For example, a blood sample collection may not be a cause of concern, unless there are multiple samples to be collected at specific intervals. However, this requires effective support for transportation, food, or even a place to stay, so that study participants have limited discomfort and/or inconvenience. A well thought out plan, with patient experience in mind, helps in tailoring suitable supporting measures, even before the start of the study.
Patient-centricity is a focus not only for patients who take part in the study but is a focus for the multiple patients who will subsequently use the drug product when it reaches the market.
The Importance of Being Diverse
In line with being patient-centric, our Senior Clinical Research Associate, Betsy Knight, spoke to us recently about diversity in clinical trials and its importance, continue reading for some of the insights that came from this recent interview.
Tell us about your career journey?
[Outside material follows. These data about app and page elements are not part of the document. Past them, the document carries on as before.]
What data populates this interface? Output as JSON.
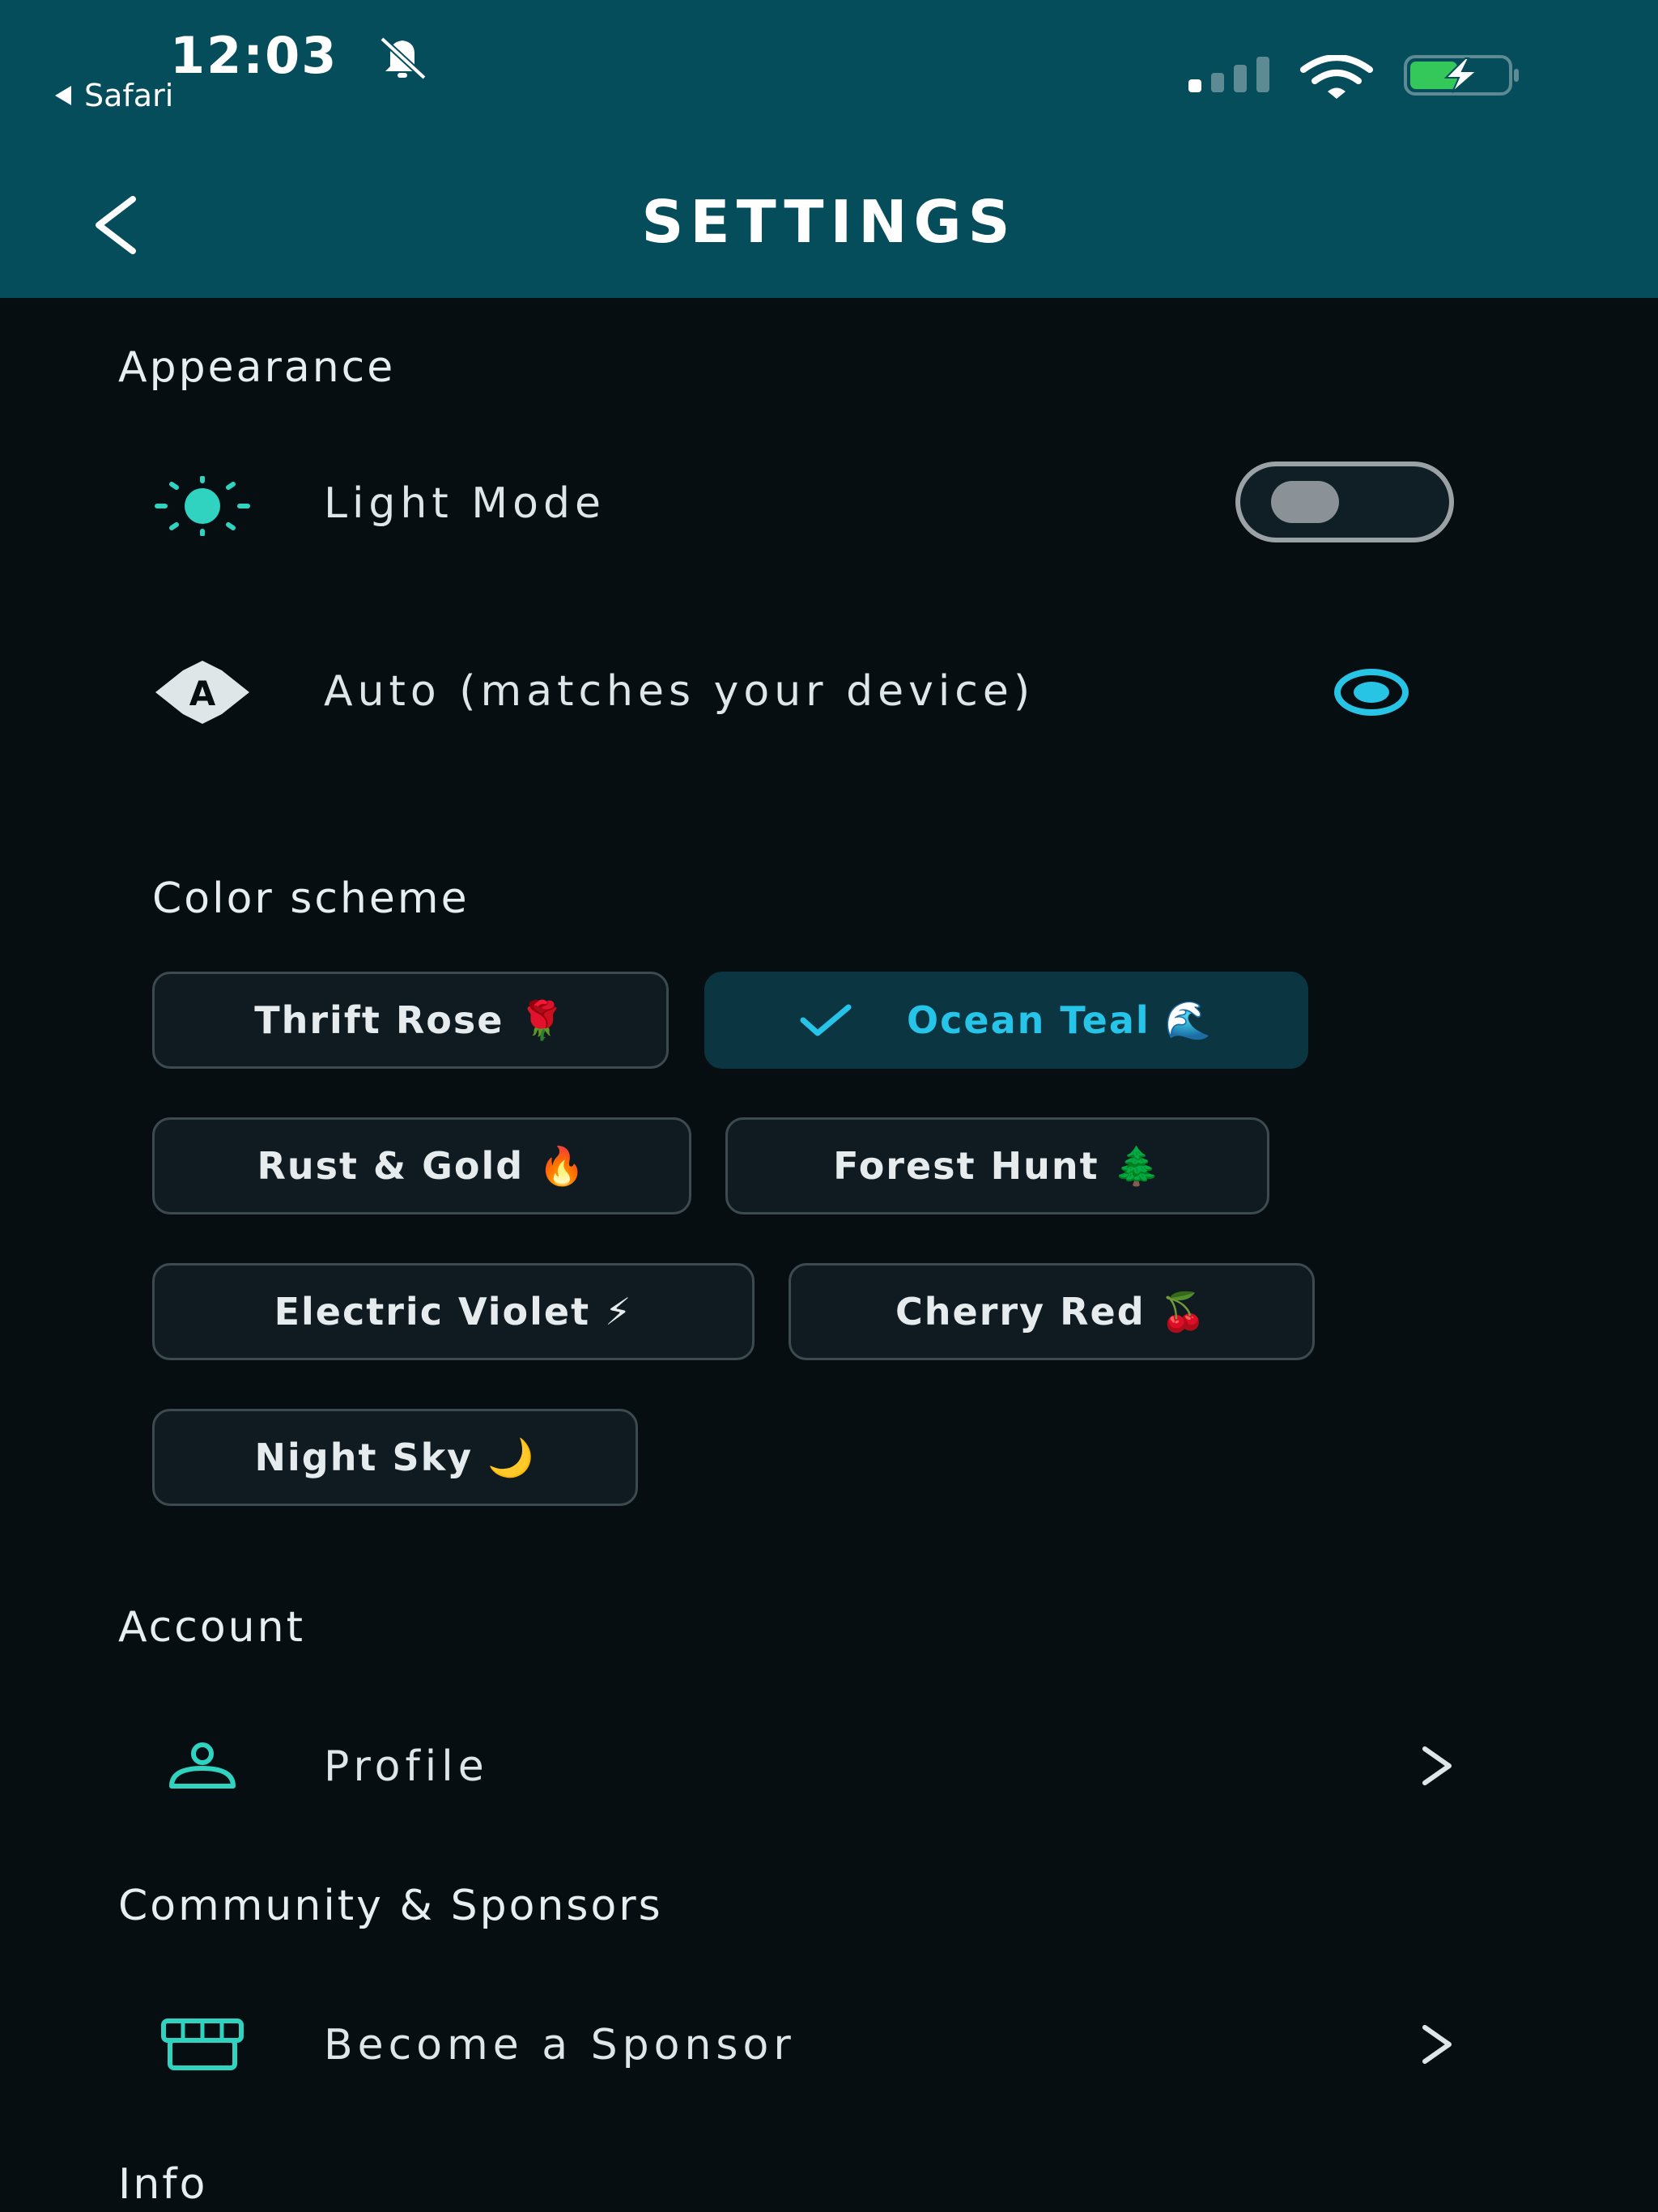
{
  "status_bar": {
    "time": "12:03",
    "back_app": "Safari"
  },
  "header": {
    "title": "SETTINGS"
  },
  "sections": {
    "appearance": "Appearance",
    "account": "Account",
    "community": "Community & Sponsors",
    "info": "Info"
  },
  "appearance": {
    "light_mode_label": "Light Mode",
    "light_mode_on": false,
    "auto_label": "Auto (matches your device)",
    "auto_selected": true,
    "color_scheme_label": "Color scheme",
    "schemes": [
      {
        "label": "Thrift Rose 🌹",
        "selected": false
      },
      {
        "label": "Ocean Teal 🌊",
        "selected": true
      },
      {
        "label": "Rust & Gold 🔥",
        "selected": false
      },
      {
        "label": "Forest Hunt 🌲",
        "selected": false
      },
      {
        "label": "Electric Violet ⚡",
        "selected": false
      },
      {
        "label": "Cherry Red 🍒",
        "selected": false
      },
      {
        "label": "Night Sky 🌙",
        "selected": false
      }
    ]
  },
  "account": {
    "profile_label": "Profile"
  },
  "community": {
    "sponsor_label": "Become a Sponsor"
  },
  "colors": {
    "header_bg": "#064d5c",
    "background": "#060e12",
    "accent": "#25c4e8",
    "icon_teal": "#2fd3c0"
  },
  "icons": {
    "bell": "bell-slash-icon",
    "signal": "cellular-signal-icon",
    "wifi": "wifi-icon",
    "battery": "battery-charging-icon",
    "back": "chevron-left-icon",
    "light": "sun-icon",
    "auto": "auto-brightness-icon",
    "check": "checkmark-icon",
    "profile": "person-icon",
    "sponsor": "storefront-icon",
    "chevron": "chevron-right-icon"
  }
}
I have been in this field for many years. Initially, I didn’t realize that medical science would fascinate me as much as it has. I started out as an office manager at a large neurology center and the Principal Investigator of a clinical trial encouraged me to become the Study Coordinator. One of my monitors referred me to KAI Research (now NCR) as a Clinical Research Associate (CRA). My first study was a large Phase IV study and we managed it well.
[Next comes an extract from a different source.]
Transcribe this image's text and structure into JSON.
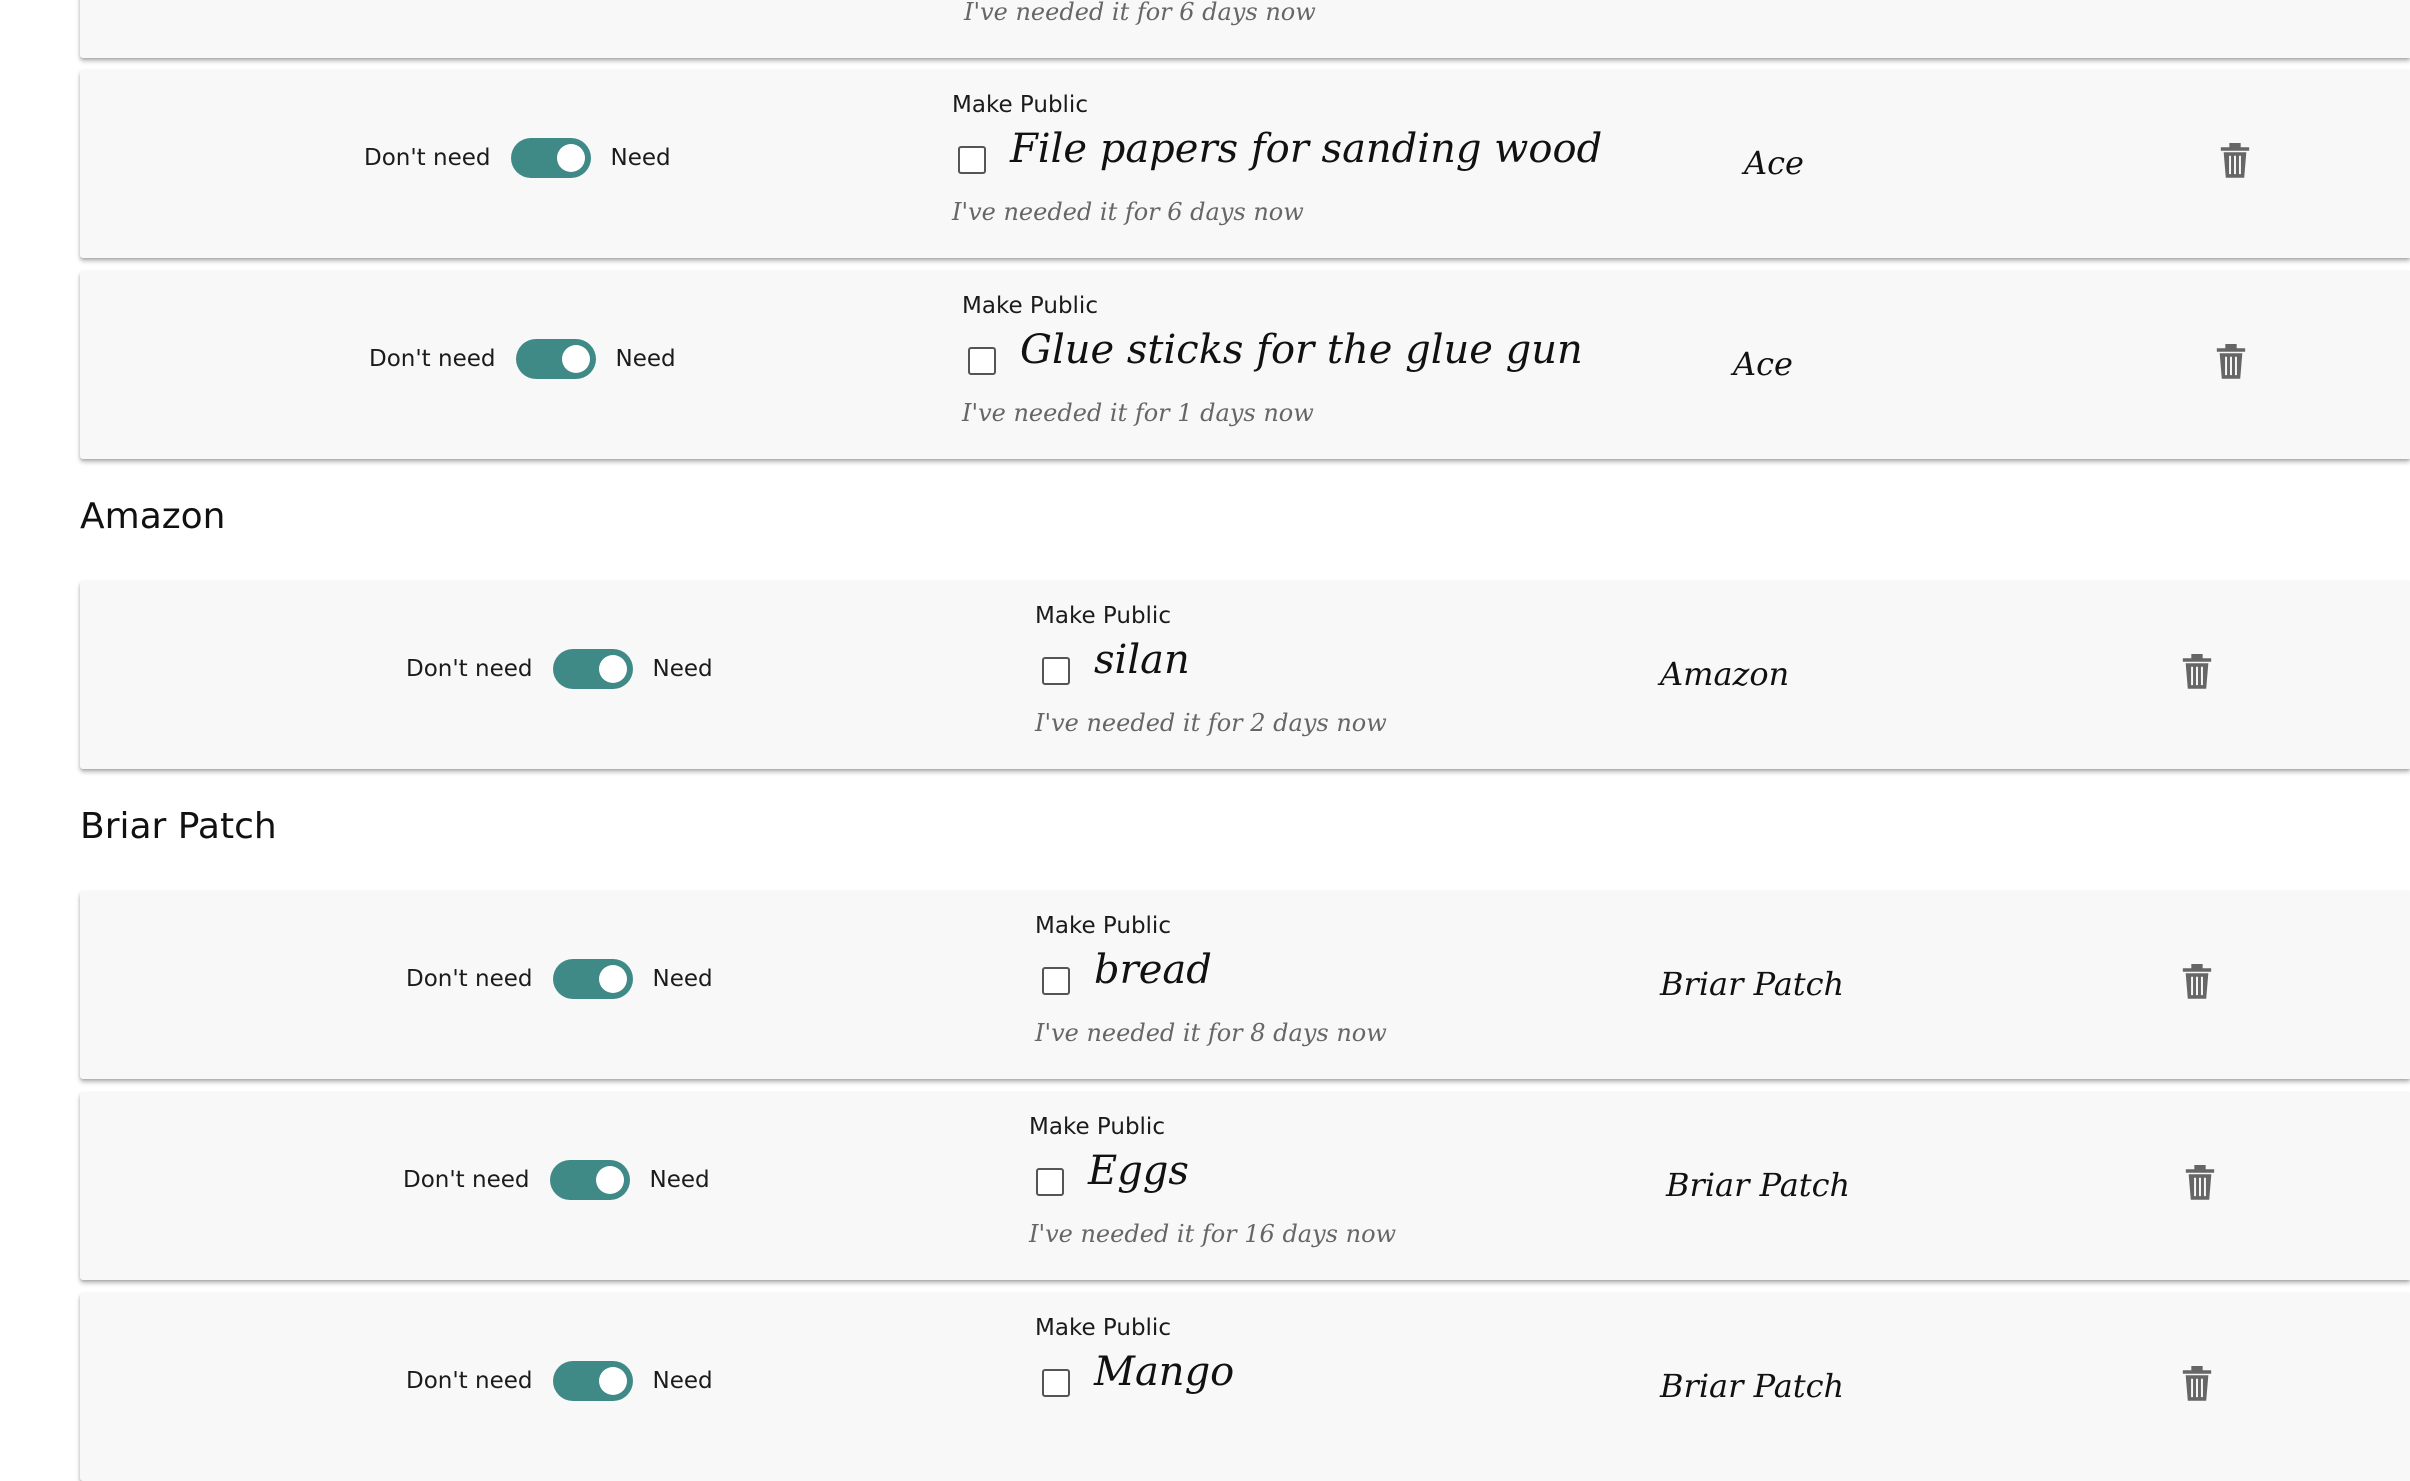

I remember the first time as a study coordinator when we did an electronic case report form, we had to plug it the computer into the telephone to transfer the data. I worked with the sponsor to update their database so headers and visit dates would populate automatically. This was many years ago, and we have come a long way. It has been a long and wonderful career and, as both an industry and a company, we have evolved and adapted with the changes in the clinical trial field.
Sr. Clinical research Associate,
Navitas Clinical Research
Why are diverse participants important in clinical trials?
We need to be able to include a diverse population when we are conducting clinical trials. This will help us understand drug response(s) across different ethnic groups. A lot of minority groups, especially in the U.S, don’t get the right medical care, and one way of ensuring that is to include them in clinical trials.
How can diversity be improved in clinical trials?
The most important step is to find out how to reach this population. The Public Health Service, who provide medical care in underserved areas, may be an avenue to pursue to see if they can be tapped into in order to encourage people from such areas to participate in trials.
Can clinical research studies should be included as part of the Medical School curriculum so that when graduates come out of medical school, they will know how to go about it. A lot of physicians now are unaware of the process.
A pharmaceutical company and a site maintenance organization recently joined together to bring diversity into clinical trials. More such initiatives are required to try and get underserved populations into clinical trials.
What are the challenges faced in including diverse participants in clinical trials?
There is a lot of mistrust of medicine in a lot of areas in our country and clinical research may help with that but we have to break this barrier. We have to get the physicians involved. A lot of times people do not have access to the clinical trials.
We have to do a better job of educating people, including physicians and health care workers, to try and get a more diverse population for clinical trials.
How will partnering with a global CRO aid in improving diversity?
A global clinical research organization, like Navitas Life Sciences has access to multiple patient populations and volunteers, which will aid in improving diversity in the clinical trial population.
Navitas Life Sciences has more than 25,000 healthy volunteers, with 700 post-menopausal women, and patients with cancer, diabetes, hypertension, and renal disease to name but a few.
5 Ps to Enhanced Patient Experience with Navitas Life Sciences
- Patient Awareness
- Patient Centricity
- Patient Comfort
- Patient Engagement
- Patient Safety
In the most complete articulation, patients and volunteers who participate in our studies are the prime focus, with the extension of the right resources and technologies to ensure a smooth transition through the clinical trial process.
Case Study: Successful Registry and Data Coordinating Center Support for Parkinson’s Foundation’s Parkinson’s Disease GENEration Registry
The Parkinson’s Foundation required the services of an experienced clinical research organization as the Registry Coordinating Center supporting their large genetic registry program.
Find out how our expert team
- Streamlined process and support to over 90 sites
- Provided efficient and effective data management and quality control
- Ensured successful Integration of the clinical data of nearly 2000 patients with the genetic data
- Shared data sets with The Global Parkinson’s Genetics Program (GP2), National Institute on Aging (NIA) and the Michael J Fox Foundation